Six Ethiopian bloggers and three journalists were charged with planning attacks in the East African country in partnership with a banned U.S.-based opposition group, a judge said.
The members of the Zone 9 blogging group and reporters are accused under Ethiopia’s anti-terrorism law of working with Ginbot 7, which is classified as a terrorist group by the government, Judge Tarekegn Amare told the Federal High Court today in the capital, Addis Ababa. The defendants, who were arrested in April, received funding and training in explosives from abroad, he said.
“The prosecutors didn’t actually mention any specific act which it claimed that they planned to do,” defense lawyer Ameha Mekonnen told reporters after the hearing. “They simply said that they planned, organized themselves and conspired, things like that.”
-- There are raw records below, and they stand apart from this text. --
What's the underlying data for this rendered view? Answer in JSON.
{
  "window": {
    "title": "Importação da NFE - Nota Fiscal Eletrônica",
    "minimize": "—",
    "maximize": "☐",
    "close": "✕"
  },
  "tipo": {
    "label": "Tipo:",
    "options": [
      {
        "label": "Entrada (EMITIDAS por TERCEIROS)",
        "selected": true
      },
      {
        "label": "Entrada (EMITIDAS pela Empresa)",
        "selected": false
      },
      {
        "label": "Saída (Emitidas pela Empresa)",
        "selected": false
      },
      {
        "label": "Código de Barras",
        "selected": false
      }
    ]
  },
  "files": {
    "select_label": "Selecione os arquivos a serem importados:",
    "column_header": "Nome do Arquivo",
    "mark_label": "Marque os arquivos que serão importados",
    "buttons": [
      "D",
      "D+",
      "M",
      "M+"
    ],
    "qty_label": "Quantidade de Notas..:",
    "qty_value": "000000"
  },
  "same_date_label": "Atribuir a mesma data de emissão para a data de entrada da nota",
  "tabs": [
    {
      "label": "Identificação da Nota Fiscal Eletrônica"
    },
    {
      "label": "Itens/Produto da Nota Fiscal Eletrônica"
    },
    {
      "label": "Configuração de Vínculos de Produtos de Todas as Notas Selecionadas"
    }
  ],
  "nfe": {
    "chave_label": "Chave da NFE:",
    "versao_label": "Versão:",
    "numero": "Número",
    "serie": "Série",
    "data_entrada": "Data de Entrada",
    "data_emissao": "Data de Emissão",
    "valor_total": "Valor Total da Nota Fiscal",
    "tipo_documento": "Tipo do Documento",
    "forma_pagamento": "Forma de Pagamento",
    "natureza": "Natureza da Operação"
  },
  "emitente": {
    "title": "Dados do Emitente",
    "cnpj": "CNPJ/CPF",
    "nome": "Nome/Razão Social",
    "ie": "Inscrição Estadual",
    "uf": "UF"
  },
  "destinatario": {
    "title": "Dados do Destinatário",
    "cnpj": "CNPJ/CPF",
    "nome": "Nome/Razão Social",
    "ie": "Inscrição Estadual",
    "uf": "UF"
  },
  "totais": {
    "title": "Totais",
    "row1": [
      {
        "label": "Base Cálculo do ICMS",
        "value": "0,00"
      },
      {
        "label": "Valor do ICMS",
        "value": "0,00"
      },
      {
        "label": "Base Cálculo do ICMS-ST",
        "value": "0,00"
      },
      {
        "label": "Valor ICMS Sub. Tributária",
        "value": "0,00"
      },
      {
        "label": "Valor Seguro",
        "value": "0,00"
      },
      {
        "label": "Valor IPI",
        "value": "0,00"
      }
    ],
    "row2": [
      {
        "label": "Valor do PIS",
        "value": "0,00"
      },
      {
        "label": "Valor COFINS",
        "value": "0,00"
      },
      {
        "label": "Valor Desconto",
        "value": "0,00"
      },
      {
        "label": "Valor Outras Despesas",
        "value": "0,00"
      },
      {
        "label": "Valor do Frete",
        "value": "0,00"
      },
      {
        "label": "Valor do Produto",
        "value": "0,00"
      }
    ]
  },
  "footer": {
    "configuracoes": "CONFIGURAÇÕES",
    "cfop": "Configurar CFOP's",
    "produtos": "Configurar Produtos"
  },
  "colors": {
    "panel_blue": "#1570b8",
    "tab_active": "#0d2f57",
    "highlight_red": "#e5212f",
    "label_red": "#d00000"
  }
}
Donors such as the U.S. and the United Nations have said that Ethiopia’s 2009 anti-terrorism law is used to criminalize legitimate dissent from journalists and opposition politicians.
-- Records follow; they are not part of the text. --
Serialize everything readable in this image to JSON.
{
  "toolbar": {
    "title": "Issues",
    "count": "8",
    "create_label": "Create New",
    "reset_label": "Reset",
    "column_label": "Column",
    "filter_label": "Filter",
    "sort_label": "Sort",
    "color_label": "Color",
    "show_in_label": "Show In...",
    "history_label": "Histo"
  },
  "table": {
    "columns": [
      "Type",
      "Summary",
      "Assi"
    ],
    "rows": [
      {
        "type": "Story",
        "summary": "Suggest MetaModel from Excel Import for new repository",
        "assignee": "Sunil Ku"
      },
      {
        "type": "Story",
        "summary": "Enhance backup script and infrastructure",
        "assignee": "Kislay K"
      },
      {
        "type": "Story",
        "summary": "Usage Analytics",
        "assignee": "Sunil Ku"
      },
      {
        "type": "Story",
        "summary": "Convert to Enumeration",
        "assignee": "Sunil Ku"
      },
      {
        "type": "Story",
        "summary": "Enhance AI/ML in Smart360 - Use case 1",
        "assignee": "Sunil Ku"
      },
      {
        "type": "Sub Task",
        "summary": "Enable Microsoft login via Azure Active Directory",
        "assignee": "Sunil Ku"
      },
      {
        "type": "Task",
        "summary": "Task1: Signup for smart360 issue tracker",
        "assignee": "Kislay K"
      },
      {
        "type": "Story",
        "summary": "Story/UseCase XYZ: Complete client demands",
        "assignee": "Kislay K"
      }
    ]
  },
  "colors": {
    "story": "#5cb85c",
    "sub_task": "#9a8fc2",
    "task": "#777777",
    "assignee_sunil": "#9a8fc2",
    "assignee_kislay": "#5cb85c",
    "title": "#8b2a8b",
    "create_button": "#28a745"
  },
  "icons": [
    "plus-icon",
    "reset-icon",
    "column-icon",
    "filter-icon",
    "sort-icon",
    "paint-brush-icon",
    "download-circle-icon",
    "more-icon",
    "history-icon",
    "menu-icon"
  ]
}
Award-winning writer Eskinder Nega was sentenced to 18 years in prison in 2012, while two Swedish journalists who traveled with with a rebel group were accused of supporting the insurgents and convicted under the law in 2011.
Anyone prosecuted under the anti-terrorism law is part of a network that begins in Eritrea, Ethiopia’s regional enemy, and reaches Somalia, Kenya and South Sudan, Prime Minister Hailemariam Desalegn told reporters today.
“When you put yourself into this network and you try to be a blogger, don’t think you are going to escape from the Ethiopian government,” he said in the capital. “I don’t think becoming a blogger makes anyone immune if somebody involves into this terrorist network that destabilizes my country.”
The Oromo Liberation Front, a banned organization fighting for more autonomy for Ethiopia’s Oromo people, was mentioned in the charges once, Ameha said.
The charges didn’t appear “professionally done” and the defendants, who are all in their 20s and 30s, accused the authorities of forcing them to sign confessions in previous hearings, he said. “They were forced to sign statements that they did not write,” Ameha said.
Similar allegations have been made in previous terrorism cases and are false, State Minister of Communications Shimeles Kemal said by phone from Addis Ababa. “There is nothing whatsoever to substantiate these allegations,” he said.
A seventh member of the Zone 9 group, Soliana Shimelis, coordinated foreign relations and was charged in absentia, Addis Standard magazine said on its website. The defense will make an initial response to the charges, which were mainly under Article 4 of the law regarding planning acts of terrorism, at the next hearing on August 4, Ameha said.
Ginbot 7 was formed after a disputed 2005 election by former leaders of the opposition Coalition for Unity and Democracy. The group considers Ethiopia’s government a dictatorship and says “all means necessary” are justified to depose it.